[PROBLEM STATEMENT]
Every line below that holds the word "date" must be listed.

[PROVIDED DATA]
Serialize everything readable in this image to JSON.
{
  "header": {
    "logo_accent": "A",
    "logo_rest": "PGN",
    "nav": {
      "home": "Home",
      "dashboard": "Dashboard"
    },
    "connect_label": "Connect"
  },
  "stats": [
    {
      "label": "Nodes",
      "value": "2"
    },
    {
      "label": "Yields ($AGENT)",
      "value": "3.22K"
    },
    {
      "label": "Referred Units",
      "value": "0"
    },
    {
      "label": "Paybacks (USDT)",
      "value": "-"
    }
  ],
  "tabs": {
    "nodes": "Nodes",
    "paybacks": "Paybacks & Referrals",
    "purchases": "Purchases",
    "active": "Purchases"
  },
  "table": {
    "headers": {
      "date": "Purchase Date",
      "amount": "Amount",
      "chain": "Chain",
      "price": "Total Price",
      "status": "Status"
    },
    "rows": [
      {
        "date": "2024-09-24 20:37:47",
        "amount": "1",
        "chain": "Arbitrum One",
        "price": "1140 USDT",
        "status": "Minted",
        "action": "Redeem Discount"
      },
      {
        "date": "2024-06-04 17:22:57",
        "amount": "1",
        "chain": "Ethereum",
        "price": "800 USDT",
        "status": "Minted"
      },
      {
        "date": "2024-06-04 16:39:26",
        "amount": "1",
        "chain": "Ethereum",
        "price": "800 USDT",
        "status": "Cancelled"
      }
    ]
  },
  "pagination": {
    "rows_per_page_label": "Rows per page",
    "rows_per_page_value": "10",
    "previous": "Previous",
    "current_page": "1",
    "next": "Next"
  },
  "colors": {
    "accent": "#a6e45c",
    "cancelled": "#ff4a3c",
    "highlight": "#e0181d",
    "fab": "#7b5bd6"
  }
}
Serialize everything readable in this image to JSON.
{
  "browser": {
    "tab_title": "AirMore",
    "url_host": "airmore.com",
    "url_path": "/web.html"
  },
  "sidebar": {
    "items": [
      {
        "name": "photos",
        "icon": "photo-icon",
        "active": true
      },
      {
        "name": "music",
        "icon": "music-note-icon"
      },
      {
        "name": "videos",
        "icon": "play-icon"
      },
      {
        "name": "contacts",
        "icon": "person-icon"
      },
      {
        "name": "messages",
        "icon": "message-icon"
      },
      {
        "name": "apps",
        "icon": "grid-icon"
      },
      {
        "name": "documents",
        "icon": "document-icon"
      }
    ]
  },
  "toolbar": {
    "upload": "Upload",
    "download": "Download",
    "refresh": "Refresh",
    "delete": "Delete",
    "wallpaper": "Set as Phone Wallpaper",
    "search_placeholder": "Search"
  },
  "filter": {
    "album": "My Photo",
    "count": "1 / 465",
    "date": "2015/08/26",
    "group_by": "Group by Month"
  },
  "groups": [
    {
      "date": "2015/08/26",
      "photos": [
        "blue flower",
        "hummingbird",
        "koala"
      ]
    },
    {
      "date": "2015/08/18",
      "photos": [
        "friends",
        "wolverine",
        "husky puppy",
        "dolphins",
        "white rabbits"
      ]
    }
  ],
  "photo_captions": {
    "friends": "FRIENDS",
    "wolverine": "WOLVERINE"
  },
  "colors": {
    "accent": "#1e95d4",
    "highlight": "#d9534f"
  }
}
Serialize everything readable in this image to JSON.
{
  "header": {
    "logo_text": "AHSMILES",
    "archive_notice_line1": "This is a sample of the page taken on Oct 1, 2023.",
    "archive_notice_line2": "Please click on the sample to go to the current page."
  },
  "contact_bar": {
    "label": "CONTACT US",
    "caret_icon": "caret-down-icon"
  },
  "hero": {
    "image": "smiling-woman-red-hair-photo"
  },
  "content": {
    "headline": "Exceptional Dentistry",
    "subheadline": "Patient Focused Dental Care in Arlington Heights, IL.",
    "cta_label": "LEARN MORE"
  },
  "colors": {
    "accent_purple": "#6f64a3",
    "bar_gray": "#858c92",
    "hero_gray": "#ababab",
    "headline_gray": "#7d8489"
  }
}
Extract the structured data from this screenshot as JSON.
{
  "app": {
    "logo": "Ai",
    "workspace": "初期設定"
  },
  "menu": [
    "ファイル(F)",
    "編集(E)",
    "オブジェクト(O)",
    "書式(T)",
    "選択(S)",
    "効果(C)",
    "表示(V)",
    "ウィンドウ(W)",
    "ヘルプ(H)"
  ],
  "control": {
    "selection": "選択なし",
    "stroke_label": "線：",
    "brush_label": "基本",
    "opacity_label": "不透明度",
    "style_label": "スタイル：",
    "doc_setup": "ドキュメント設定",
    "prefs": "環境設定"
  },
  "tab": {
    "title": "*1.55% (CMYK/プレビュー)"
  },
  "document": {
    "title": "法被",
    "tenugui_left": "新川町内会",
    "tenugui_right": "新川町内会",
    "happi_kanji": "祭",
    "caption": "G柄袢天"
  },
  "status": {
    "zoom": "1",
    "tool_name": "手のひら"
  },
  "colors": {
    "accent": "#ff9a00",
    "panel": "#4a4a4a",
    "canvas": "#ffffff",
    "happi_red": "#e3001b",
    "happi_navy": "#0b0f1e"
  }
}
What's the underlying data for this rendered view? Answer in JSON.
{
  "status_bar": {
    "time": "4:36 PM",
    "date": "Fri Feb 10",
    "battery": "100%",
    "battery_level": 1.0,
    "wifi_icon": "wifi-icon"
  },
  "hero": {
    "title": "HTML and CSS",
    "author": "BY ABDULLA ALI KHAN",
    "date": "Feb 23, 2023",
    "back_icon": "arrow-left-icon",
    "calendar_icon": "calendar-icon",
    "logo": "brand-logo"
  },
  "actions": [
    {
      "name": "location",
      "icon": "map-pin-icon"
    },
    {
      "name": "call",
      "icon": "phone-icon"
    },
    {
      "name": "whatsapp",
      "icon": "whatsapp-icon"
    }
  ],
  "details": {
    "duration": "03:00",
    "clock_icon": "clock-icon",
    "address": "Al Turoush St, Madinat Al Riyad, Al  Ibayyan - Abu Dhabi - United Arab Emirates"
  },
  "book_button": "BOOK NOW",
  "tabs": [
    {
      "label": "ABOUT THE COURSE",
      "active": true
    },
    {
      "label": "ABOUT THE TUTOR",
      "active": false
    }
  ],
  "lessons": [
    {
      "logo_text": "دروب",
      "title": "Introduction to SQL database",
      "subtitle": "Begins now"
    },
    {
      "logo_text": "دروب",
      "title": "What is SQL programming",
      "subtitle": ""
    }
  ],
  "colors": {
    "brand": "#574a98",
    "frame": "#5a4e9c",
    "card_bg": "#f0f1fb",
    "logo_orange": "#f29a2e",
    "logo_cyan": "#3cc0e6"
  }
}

[RESULT OF THE TASK]
      "date": "Purchase Date",
        "date": "2024-09-24 20:37:47",
        "date": "2024-06-04 17:22:57",
        "date": "2024-06-04 16:39:26",
    "date": "2015/08/26",
      "date": "2015/08/26",
      "date": "2015/08/18",
    "date": "Fri Feb 10",
    "date": "Feb 23, 2023",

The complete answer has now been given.